> Aim of the task: What is wanted is an exact copy of all the entries.

======== Supplied information

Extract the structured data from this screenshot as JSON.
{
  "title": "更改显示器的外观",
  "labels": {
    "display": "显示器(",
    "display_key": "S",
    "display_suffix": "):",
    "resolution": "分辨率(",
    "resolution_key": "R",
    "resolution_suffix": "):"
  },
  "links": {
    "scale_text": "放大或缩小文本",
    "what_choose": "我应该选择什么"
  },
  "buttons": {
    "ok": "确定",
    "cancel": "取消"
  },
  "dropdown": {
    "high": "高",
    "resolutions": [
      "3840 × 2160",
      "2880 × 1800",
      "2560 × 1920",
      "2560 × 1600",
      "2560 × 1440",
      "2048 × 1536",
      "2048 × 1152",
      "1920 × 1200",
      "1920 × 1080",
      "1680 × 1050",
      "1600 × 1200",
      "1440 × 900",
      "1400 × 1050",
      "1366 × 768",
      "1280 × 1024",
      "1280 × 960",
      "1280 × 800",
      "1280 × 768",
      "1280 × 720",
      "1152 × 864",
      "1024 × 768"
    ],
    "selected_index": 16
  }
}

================

> Written response:
Extract the structured data from this screenshot as JSON.
{
  "title": "更改显示器的外观",
  "labels": {
    "display": "显示器(",
    "display_key": "S",
    "display_suffix": "):",
    "resolution": "分辨率(",
    "resolution_key": "R",
    "resolution_suffix": "):"
  },
  "links": {
    "scale_text": "放大或缩小文本",
    "what_choose": "我应该选择什么"
  },
  "buttons": {
    "ok": "确定",
    "cancel": "取消"
  },
  "dropdown": {
    "high": "高",
    "resolutions": [
      "3840 × 2160",
      "2880 × 1800",
      "2560 × 1920",
      "2560 × 1600",
      "2560 × 1440",
      "2048 × 1536",
      "2048 × 1152",
      "1920 × 1200",
      "1920 × 1080",
      "1680 × 1050",
      "1600 × 1200",
      "1440 × 900",
      "1400 × 1050",
      "1366 × 768",
      "1280 × 1024",
      "1280 × 960",
      "1280 × 800",
      "1280 × 768",
      "1280 × 720",
      "1152 × 864",
      "1024 × 768"
    ],
    "selected_index": 16
  }
}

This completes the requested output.